**Your task:** Nothing in the data is to be left out; copy it exactly.

**Data shown:**
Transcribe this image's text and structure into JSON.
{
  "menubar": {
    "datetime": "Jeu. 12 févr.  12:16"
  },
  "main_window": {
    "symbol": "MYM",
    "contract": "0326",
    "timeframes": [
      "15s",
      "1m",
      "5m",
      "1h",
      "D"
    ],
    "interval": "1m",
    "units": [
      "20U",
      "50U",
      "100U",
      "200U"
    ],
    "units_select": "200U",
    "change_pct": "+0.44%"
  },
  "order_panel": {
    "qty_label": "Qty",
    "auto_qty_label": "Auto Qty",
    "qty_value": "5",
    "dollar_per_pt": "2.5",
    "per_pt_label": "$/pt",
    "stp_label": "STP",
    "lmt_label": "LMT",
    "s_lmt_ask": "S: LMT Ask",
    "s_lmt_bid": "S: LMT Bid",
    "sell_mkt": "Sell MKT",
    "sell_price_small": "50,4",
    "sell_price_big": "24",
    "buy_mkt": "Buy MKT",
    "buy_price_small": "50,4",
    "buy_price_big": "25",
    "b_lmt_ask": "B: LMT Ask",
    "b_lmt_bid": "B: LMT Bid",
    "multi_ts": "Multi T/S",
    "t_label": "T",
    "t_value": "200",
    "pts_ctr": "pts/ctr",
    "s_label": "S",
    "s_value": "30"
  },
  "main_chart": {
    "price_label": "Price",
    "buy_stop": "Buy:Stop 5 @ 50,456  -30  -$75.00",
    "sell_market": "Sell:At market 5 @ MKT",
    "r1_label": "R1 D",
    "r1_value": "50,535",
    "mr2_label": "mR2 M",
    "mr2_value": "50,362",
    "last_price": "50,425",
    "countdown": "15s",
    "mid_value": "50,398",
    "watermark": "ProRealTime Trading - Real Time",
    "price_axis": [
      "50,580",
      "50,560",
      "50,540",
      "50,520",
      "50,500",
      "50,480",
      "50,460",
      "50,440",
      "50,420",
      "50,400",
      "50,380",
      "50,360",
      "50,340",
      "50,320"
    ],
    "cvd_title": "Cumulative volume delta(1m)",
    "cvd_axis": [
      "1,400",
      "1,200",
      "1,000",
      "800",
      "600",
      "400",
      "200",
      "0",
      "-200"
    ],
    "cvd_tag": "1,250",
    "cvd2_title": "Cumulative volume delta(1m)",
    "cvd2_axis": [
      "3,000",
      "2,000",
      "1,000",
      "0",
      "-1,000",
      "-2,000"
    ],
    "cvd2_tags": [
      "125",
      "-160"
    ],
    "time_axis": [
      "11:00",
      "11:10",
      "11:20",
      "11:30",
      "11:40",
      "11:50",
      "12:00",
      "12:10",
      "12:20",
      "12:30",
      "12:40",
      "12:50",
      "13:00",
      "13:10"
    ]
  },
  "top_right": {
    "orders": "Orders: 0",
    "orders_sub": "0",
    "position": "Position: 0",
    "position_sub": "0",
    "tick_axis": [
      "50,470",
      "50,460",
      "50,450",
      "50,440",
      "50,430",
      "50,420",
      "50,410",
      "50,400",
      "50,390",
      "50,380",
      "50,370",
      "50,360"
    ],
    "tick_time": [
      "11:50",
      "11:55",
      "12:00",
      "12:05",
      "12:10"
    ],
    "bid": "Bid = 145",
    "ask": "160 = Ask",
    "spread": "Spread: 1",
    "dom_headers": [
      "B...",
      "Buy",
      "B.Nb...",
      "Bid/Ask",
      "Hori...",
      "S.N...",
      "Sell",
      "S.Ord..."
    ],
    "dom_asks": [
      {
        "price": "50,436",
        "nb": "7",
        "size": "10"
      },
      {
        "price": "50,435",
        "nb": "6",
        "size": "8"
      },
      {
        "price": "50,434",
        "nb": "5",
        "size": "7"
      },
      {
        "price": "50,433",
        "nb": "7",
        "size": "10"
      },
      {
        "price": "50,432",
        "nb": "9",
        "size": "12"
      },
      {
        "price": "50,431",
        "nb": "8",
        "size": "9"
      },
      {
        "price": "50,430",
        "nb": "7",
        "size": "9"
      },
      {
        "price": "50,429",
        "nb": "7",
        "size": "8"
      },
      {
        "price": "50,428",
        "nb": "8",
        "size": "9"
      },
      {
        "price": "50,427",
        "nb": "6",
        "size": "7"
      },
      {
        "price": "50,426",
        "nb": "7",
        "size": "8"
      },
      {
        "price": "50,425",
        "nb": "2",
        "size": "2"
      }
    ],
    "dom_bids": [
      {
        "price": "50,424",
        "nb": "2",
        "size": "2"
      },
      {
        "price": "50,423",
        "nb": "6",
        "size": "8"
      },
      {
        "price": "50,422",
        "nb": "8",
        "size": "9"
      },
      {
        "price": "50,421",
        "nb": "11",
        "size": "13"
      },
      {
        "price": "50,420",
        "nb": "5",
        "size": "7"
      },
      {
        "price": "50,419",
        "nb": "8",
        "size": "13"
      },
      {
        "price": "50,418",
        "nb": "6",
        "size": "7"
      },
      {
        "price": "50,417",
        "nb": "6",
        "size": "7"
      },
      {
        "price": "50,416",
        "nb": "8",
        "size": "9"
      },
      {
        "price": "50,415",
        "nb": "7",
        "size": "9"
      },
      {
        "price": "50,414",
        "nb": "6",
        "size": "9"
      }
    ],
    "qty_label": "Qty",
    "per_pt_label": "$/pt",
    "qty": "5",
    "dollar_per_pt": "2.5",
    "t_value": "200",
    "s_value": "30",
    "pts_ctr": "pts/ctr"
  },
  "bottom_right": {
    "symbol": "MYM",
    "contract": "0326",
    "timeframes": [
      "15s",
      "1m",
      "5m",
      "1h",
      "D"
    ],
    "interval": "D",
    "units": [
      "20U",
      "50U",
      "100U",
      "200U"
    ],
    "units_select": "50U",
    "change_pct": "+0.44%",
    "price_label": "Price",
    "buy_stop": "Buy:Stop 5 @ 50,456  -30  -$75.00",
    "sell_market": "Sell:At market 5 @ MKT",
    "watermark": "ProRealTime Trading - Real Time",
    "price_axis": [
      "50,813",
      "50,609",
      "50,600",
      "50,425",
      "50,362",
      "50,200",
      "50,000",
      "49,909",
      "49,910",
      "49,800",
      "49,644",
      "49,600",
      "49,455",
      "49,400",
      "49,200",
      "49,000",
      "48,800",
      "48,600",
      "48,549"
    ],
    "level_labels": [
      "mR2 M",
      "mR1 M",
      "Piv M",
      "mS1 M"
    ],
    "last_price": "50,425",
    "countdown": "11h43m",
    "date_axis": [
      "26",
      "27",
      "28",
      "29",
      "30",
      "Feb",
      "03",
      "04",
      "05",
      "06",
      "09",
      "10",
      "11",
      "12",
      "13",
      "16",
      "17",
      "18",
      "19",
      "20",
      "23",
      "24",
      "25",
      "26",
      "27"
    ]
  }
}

**Task result:**
Transcribe this image's text and structure into JSON.
{
  "menubar": {
    "datetime": "Jeu. 12 févr.  12:16"
  },
  "main_window": {
    "symbol": "MYM",
    "contract": "0326",
    "timeframes": [
      "15s",
      "1m",
      "5m",
      "1h",
      "D"
    ],
    "interval": "1m",
    "units": [
      "20U",
      "50U",
      "100U",
      "200U"
    ],
    "units_select": "200U",
    "change_pct": "+0.44%"
  },
  "order_panel": {
    "qty_label": "Qty",
    "auto_qty_label": "Auto Qty",
    "qty_value": "5",
    "dollar_per_pt": "2.5",
    "per_pt_label": "$/pt",
    "stp_label": "STP",
    "lmt_label": "LMT",
    "s_lmt_ask": "S: LMT Ask",
    "s_lmt_bid": "S: LMT Bid",
    "sell_mkt": "Sell MKT",
    "sell_price_small": "50,4",
    "sell_price_big": "24",
    "buy_mkt": "Buy MKT",
    "buy_price_small": "50,4",
    "buy_price_big": "25",
    "b_lmt_ask": "B: LMT Ask",
    "b_lmt_bid": "B: LMT Bid",
    "multi_ts": "Multi T/S",
    "t_label": "T",
    "t_value": "200",
    "pts_ctr": "pts/ctr",
    "s_label": "S",
    "s_value": "30"
  },
  "main_chart": {
    "price_label": "Price",
    "buy_stop": "Buy:Stop 5 @ 50,456  -30  -$75.00",
    "sell_market": "Sell:At market 5 @ MKT",
    "r1_label": "R1 D",
    "r1_value": "50,535",
    "mr2_label": "mR2 M",
    "mr2_value": "50,362",
    "last_price": "50,425",
    "countdown": "15s",
    "mid_value": "50,398",
    "watermark": "ProRealTime Trading - Real Time",
    "price_axis": [
      "50,580",
      "50,560",
      "50,540",
      "50,520",
      "50,500",
      "50,480",
      "50,460",
      "50,440",
      "50,420",
      "50,400",
      "50,380",
      "50,360",
      "50,340",
      "50,320"
    ],
    "cvd_title": "Cumulative volume delta(1m)",
    "cvd_axis": [
      "1,400",
      "1,200",
      "1,000",
      "800",
      "600",
      "400",
      "200",
      "0",
      "-200"
    ],
    "cvd_tag": "1,250",
    "cvd2_title": "Cumulative volume delta(1m)",
    "cvd2_axis": [
      "3,000",
      "2,000",
      "1,000",
      "0",
      "-1,000",
      "-2,000"
    ],
    "cvd2_tags": [
      "125",
      "-160"
    ],
    "time_axis": [
      "11:00",
      "11:10",
      "11:20",
      "11:30",
      "11:40",
      "11:50",
      "12:00",
      "12:10",
      "12:20",
      "12:30",
      "12:40",
      "12:50",
      "13:00",
      "13:10"
    ]
  },
  "top_right": {
    "orders": "Orders: 0",
    "orders_sub": "0",
    "position": "Position: 0",
    "position_sub": "0",
    "tick_axis": [
      "50,470",
      "50,460",
      "50,450",
      "50,440",
      "50,430",
      "50,420",
      "50,410",
      "50,400",
      "50,390",
      "50,380",
      "50,370",
      "50,360"
    ],
    "tick_time": [
      "11:50",
      "11:55",
      "12:00",
      "12:05",
      "12:10"
    ],
    "bid": "Bid = 145",
    "ask": "160 = Ask",
    "spread": "Spread: 1",
    "dom_headers": [
      "B...",
      "Buy",
      "B.Nb...",
      "Bid/Ask",
      "Hori...",
      "S.N...",
      "Sell",
      "S.Ord..."
    ],
    "dom_asks": [
      {
        "price": "50,436",
        "nb": "7",
        "size": "10"
      },
      {
        "price": "50,435",
        "nb": "6",
        "size": "8"
      },
      {
        "price": "50,434",
        "nb": "5",
        "size": "7"
      },
      {
        "price": "50,433",
        "nb": "7",
        "size": "10"
      },
      {
        "price": "50,432",
        "nb": "9",
        "size": "12"
      },
      {
        "price": "50,431",
        "nb": "8",
        "size": "9"
      },
      {
        "price": "50,430",
        "nb": "7",
        "size": "9"
      },
      {
        "price": "50,429",
        "nb": "7",
        "size": "8"
      },
      {
        "price": "50,428",
        "nb": "8",
        "size": "9"
      },
      {
        "price": "50,427",
        "nb": "6",
        "size": "7"
      },
      {
        "price": "50,426",
        "nb": "7",
        "size": "8"
      },
      {
        "price": "50,425",
        "nb": "2",
        "size": "2"
      }
    ],
    "dom_bids": [
      {
        "price": "50,424",
        "nb": "2",
        "size": "2"
      },
      {
        "price": "50,423",
        "nb": "6",
        "size": "8"
      },
      {
        "price": "50,422",
        "nb": "8",
        "size": "9"
      },
      {
        "price": "50,421",
        "nb": "11",
        "size": "13"
      },
      {
        "price": "50,420",
        "nb": "5",
        "size": "7"
      },
      {
        "price": "50,419",
        "nb": "8",
        "size": "13"
      },
      {
        "price": "50,418",
        "nb": "6",
        "size": "7"
      },
      {
        "price": "50,417",
        "nb": "6",
        "size": "7"
      },
      {
        "price": "50,416",
        "nb": "8",
        "size": "9"
      },
      {
        "price": "50,415",
        "nb": "7",
        "size": "9"
      },
      {
        "price": "50,414",
        "nb": "6",
        "size": "9"
      }
    ],
    "qty_label": "Qty",
    "per_pt_label": "$/pt",
    "qty": "5",
    "dollar_per_pt": "2.5",
    "t_value": "200",
    "s_value": "30",
    "pts_ctr": "pts/ctr"
  },
  "bottom_right": {
    "symbol": "MYM",
    "contract": "0326",
    "timeframes": [
      "15s",
      "1m",
      "5m",
      "1h",
      "D"
    ],
    "interval": "D",
    "units": [
      "20U",
      "50U",
      "100U",
      "200U"
    ],
    "units_select": "50U",
    "change_pct": "+0.44%",
    "price_label": "Price",
    "buy_stop": "Buy:Stop 5 @ 50,456  -30  -$75.00",
    "sell_market": "Sell:At market 5 @ MKT",
    "watermark": "ProRealTime Trading - Real Time",
    "price_axis": [
      "50,813",
      "50,609",
      "50,600",
      "50,425",
      "50,362",
      "50,200",
      "50,000",
      "49,909",
      "49,910",
      "49,800",
      "49,644",
      "49,600",
      "49,455",
      "49,400",
      "49,200",
      "49,000",
      "48,800",
      "48,600",
      "48,549"
    ],
    "level_labels": [
      "mR2 M",
      "mR1 M",
      "Piv M",
      "mS1 M"
    ],
    "last_price": "50,425",
    "countdown": "11h43m",
    "date_axis": [
      "26",
      "27",
      "28",
      "29",
      "30",
      "Feb",
      "03",
      "04",
      "05",
      "06",
      "09",
      "10",
      "11",
      "12",
      "13",
      "16",
      "17",
      "18",
      "19",
      "20",
      "23",
      "24",
      "25",
      "26",
      "27"
    ]
  }
}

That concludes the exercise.